Mammoth Security Knows Wireless Surveillance

Mammoth Security Logo

We want you to know that the team here at Mammoth Security builds exclusive, unobstructed pathways for high-quality data transmission every day. We know the ins and outs of security system infrastructure for video surveillance, access control, threat detection, and telecommunications.

So, if you're ready to take the next step toward securing your commercial property, take us up on a free, zero-obligation site survey and consultation. Just click to contact us and fill out the form.

We'll set you up with a friendly expert who'll walk through your property, recognize your site's vulnerabilities, and help you develop a world-class security system you can trust.
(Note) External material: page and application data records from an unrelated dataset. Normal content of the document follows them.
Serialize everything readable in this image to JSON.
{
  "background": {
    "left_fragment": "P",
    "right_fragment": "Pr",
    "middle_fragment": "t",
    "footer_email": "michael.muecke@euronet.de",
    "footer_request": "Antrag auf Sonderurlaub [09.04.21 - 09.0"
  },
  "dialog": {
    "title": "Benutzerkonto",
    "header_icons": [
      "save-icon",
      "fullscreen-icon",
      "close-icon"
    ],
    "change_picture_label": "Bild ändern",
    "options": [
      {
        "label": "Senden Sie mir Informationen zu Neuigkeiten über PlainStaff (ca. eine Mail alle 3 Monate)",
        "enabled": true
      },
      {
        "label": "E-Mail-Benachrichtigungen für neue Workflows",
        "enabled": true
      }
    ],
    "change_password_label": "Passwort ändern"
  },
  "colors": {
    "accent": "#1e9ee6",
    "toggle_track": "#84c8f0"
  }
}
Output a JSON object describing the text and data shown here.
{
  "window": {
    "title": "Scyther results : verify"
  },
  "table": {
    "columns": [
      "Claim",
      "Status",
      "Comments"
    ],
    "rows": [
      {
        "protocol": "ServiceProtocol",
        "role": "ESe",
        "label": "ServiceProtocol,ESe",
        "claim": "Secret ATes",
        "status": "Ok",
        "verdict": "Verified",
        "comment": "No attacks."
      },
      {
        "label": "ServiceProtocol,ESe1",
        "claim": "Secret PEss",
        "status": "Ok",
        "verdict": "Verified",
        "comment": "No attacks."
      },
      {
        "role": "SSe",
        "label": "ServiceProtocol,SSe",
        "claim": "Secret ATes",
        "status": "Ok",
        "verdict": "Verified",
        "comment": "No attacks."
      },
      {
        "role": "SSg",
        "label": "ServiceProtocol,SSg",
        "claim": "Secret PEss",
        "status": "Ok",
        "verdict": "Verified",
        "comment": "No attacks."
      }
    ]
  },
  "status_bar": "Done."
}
Point-to-point antennas offer several advantages over Wi-Fi for wireless camera systems, including greater range, lower latency, and dedicated wireless links. They can cover up to two miles without signal deterioration, experience less latency, and provide dedicated links that aren't affected by Wi-Fi bandwidth congestion.

Wi-Fi routers and point-to-point antennas differ significantly in transmitting wireless camera data. Wi-Fi routers operate over a shared public band and are prone to bandwidth limitations, while point-to-point antennas provide dedicated links on their band, ensuring more reliable and higher-quality video transmission.

Wired cameras are recommended for commercial-grade security systems because they offer the most secure, reliable, and scalable transmission route for video data. For heavy data loads, Cat5e or above Ethernet cabling is advised for continuous high-quality video transmission.

Wi-Fi cameras should be used for surveillance in situations requiring immediate monitoring, such as pop-up events or temporary locations, and wherever installing cabling or antenna infrastructure is not feasible.

Wireless security cameras are ideal for architectural preservation. They provide noninvasive surveillance solutions for historic buildings and homes that maintain architectural integrity while providing security.

Point-to-point antennas are suitable for surveillance in large areas due to their ability to transmit and receive signals as far as two miles away without signal deterioration.

The environmental adaptability of antenna signals benefits wireless camera systems by ensuring consistent performance in various weather conditions. Antenna signals can withstand factors like rain, snow, and fog, which might interfere with Wi-Fi signals.

Physical cabling is the most secure option for commercial-grade camera systems because it offers a stable and interference-free transmission route.

Wi-Fi cameras are considered a better option for surveillance in scenarios requiring immediate setup, like temporary events, or in locations where installing permanent infrastructure is impractical.

Point-to-point antennas enhance connectivity between multiple buildings by transmitting multiple data-heavy video signals over long distances, up to two miles. This makes them ideal for connecting surveillance systems across business campuses or apartment complexes.

Point-to-point antennas are preferred for connecting cameras in remote outdoor spaces because they can transmit data over long distances without infrastructure for cabling. This makes them suitable for areas like national parks or farmlands.



I’m not just another sales guy. I’m a security expert ready to discuss your security strategy one-on-one.

Let’s discuss your security strategy and get you a tailored solution that will perfectly fit your security expectations.

Get your FREE copy of ‘Top 10 Questions to Ask Before Purchasing A Camera System’